** Extracted information follows **

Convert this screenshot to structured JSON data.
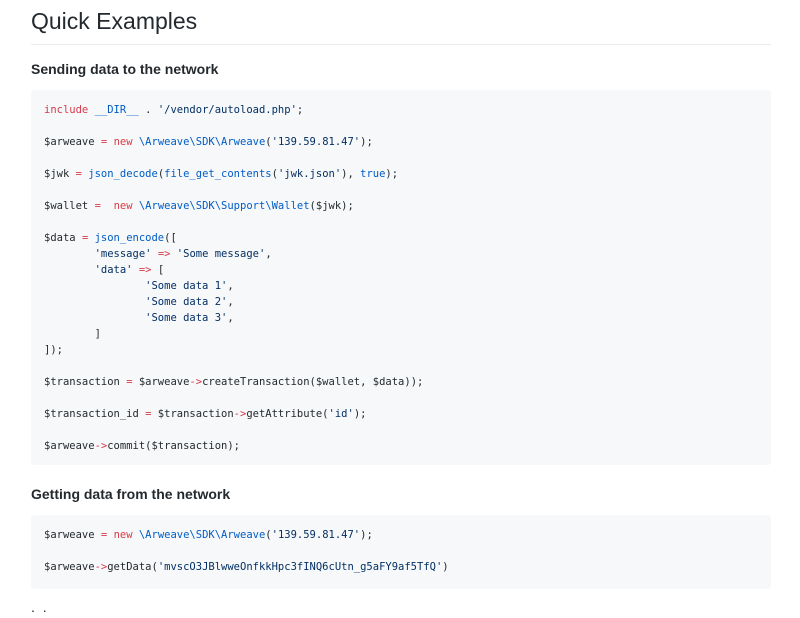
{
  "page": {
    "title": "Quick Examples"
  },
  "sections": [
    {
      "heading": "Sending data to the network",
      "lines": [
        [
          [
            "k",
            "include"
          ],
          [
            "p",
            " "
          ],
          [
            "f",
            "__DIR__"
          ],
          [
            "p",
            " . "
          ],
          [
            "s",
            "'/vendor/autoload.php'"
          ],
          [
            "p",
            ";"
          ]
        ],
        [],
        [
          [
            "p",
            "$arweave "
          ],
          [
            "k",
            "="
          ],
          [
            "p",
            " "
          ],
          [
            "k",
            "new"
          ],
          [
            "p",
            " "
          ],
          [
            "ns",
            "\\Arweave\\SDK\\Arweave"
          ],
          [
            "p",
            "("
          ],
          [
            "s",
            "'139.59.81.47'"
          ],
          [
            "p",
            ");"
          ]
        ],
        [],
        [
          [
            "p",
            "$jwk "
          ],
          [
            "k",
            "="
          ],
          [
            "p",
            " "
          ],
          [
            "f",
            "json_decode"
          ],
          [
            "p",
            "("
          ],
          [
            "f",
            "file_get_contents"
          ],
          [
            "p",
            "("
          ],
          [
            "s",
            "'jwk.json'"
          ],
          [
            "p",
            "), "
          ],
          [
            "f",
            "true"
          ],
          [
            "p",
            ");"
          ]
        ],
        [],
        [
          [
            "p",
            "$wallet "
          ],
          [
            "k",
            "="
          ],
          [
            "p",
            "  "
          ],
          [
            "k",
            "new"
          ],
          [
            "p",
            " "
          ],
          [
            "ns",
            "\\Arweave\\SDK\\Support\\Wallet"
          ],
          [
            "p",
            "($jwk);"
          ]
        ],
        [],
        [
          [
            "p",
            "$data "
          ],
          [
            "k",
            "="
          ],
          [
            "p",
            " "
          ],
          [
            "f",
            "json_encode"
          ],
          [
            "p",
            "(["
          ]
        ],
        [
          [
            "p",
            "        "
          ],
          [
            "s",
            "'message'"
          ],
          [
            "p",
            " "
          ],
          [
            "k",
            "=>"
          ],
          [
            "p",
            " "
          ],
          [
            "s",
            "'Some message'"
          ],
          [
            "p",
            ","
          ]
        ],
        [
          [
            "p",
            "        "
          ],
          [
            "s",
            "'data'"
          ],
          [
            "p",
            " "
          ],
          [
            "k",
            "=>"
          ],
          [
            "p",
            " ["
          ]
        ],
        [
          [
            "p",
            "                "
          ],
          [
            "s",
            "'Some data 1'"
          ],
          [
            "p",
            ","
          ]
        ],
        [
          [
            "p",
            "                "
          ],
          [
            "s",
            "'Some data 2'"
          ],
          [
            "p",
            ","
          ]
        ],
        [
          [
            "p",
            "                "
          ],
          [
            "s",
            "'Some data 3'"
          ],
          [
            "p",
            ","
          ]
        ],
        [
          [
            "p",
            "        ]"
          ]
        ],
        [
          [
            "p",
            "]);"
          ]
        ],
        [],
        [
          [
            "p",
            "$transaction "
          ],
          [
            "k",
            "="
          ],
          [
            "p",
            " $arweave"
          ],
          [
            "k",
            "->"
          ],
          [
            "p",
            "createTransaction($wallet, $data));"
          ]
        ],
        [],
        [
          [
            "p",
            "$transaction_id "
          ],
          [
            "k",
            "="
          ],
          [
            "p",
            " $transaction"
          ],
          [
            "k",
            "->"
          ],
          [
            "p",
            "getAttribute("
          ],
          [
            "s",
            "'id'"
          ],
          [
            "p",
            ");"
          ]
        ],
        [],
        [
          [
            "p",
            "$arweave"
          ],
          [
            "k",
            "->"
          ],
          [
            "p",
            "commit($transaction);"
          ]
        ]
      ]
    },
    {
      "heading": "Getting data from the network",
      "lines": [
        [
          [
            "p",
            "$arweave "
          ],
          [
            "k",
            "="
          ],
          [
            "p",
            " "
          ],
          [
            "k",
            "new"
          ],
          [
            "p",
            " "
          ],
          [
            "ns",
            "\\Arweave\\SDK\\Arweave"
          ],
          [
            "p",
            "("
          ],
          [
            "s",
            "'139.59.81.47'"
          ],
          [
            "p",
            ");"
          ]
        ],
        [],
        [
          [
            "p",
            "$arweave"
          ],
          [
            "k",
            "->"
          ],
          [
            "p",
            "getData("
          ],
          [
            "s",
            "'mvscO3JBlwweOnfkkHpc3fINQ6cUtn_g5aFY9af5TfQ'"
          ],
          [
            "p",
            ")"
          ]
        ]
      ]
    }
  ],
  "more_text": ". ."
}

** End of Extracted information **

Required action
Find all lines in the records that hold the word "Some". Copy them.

Written solution
            "'Some message'"
            "'Some data 1'"
            "'Some data 2'"
            "'Some data 3'"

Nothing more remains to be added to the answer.